my confidence on the new road was soon shaken as i came to an abrupt stop in the middle of a turn. a wash had flooded the road with silt and mud, making 4-high no match for it. i was still able to backup, and switched to 4-low, though this only got me a couple feet farther in. once more, with both lockers engaged and i was through it - whew!




i thought KM2's were "mud terrain" tires? they don't self-clean well with Utah red silt-mud, i know that much!





i passed some washouts where large culverts had nearly been swept away. in one spot the road had crumbled to the point it was just barely wide enough for the Jeep.


fortunately i never hit that imagined closed gate, or giant washout. i finally found hwy 276 and with it a calm peacefulness! a couple hours had turned into 4, but with no major problems. i like getting out alone once in awhile, it's good to wrestle with your own thoughts and not much else for a few hours.


while airing up, a local guy in a Tacoma stopped by. he said there had been about 2 weeks of heavy rain in the area and that just 2 nights before had been the heaviest. i can only assume all of the paths i had taken were indeed still used, but that the intense amount of rain had changed them quite a bit in just a few weeks time.


once safely at camp and with a drink in hand, i forgot all about that silly sign i missed.



Share this post

Link to post
Share on other sites



Good write up K (not so good joke though), that mud bog would've had me worried too.

Share this post

Link to post
Share on other sites

Create an account or sign in to comment

You need to be a member in order to leave a comment

Create an account

Sign up for a new account in our community. It's easy!

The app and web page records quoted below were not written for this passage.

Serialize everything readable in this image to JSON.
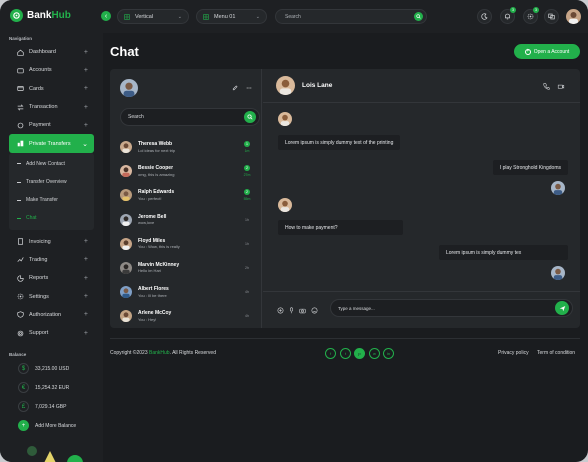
{
  "brand": {
    "name_prefix": "Bank",
    "name_suffix": "Hub"
  },
  "colors": {
    "accent": "#22b04b",
    "bg": "#1a1c1f",
    "panel": "#25282b"
  },
  "sidebar": {
    "nav_label": "Navigation",
    "items": [
      {
        "label": "Dashboard",
        "icon": "home-icon"
      },
      {
        "label": "Accounts",
        "icon": "wallet-icon"
      },
      {
        "label": "Cards",
        "icon": "card-icon"
      },
      {
        "label": "Transaction",
        "icon": "transfer-icon"
      },
      {
        "label": "Payment",
        "icon": "payment-icon"
      },
      {
        "label": "Private Transfers",
        "icon": "bank-icon",
        "active": true
      }
    ],
    "sub_items": [
      {
        "label": "Add New Contact"
      },
      {
        "label": "Transfer Overview"
      },
      {
        "label": "Make Transfer"
      },
      {
        "label": "Chat",
        "current": true
      }
    ],
    "items_after": [
      {
        "label": "Invoicing",
        "icon": "invoice-icon"
      },
      {
        "label": "Trading",
        "icon": "trading-icon"
      },
      {
        "label": "Reports",
        "icon": "report-icon"
      },
      {
        "label": "Settings",
        "icon": "gear-icon"
      },
      {
        "label": "Authorization",
        "icon": "shield-icon"
      },
      {
        "label": "Support",
        "icon": "support-icon"
      }
    ],
    "balance_label": "Balance",
    "balances": [
      {
        "symbol": "$",
        "value": "33,215.00 USD"
      },
      {
        "symbol": "€",
        "value": "15,254.32 EUR"
      },
      {
        "symbol": "£",
        "value": "7,029.14 GBP"
      }
    ],
    "add_balance": "Add More Balance"
  },
  "topbar": {
    "layout_select": "Vertical",
    "menu_select": "Menu 01",
    "search_placeholder": "Search",
    "notification_count": "3",
    "settings_count": "3"
  },
  "page": {
    "title": "Chat",
    "open_account": "Open a Account"
  },
  "contacts": {
    "search_value": "Search",
    "list": [
      {
        "name": "Theresa Webb",
        "msg": "Lol ideas for next trip",
        "badge": "1",
        "time": "1m",
        "time_green": true
      },
      {
        "name": "Bessie Cooper",
        "msg": "omg, this is amazing",
        "badge": "2",
        "time": "27m",
        "time_green": true
      },
      {
        "name": "Ralph Edwards",
        "msg": "You : perfect!",
        "badge": "2",
        "time": "55m",
        "time_green": true
      },
      {
        "name": "Jerome Bell",
        "msg": "wow,love",
        "badge": "",
        "time": "1h",
        "time_green": false
      },
      {
        "name": "Floyd Miles",
        "msg": "You : Wow, this is really",
        "badge": "",
        "time": "1h",
        "time_green": false
      },
      {
        "name": "Marvin McKinney",
        "msg": "Hello im Hari",
        "badge": "",
        "time": "2h",
        "time_green": false
      },
      {
        "name": "Albert Flores",
        "msg": "You : Ill be there",
        "badge": "",
        "time": "4h",
        "time_green": false
      },
      {
        "name": "Arlene McCoy",
        "msg": "You : Hey!",
        "badge": "",
        "time": "4h",
        "time_green": false
      }
    ]
  },
  "conversation": {
    "name": "Lois Lane",
    "messages": [
      {
        "text": "Lorem ipsum is simply dummy text of the printing",
        "side": "left"
      },
      {
        "text": "I play Stronghold Kingdoms",
        "side": "right"
      },
      {
        "text": "How to make payment?",
        "side": "left"
      },
      {
        "text": "Lorem ipsum is simply dummy tex",
        "side": "right"
      }
    ],
    "composer_placeholder": "Type a message..."
  },
  "footer": {
    "copyright_prefix": "Copyright ©2023 ",
    "copyright_brand": "BankHub",
    "copyright_suffix": ". All Rights Reserved",
    "social": [
      "f",
      "t",
      "p",
      "w",
      "in"
    ],
    "privacy": "Privacy policy",
    "terms": "Term of condition"
  }
}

Register a new account

Sign in

Already have an account? Sign in here.

Sign In Now
Sign in to follow this  

  • Create New...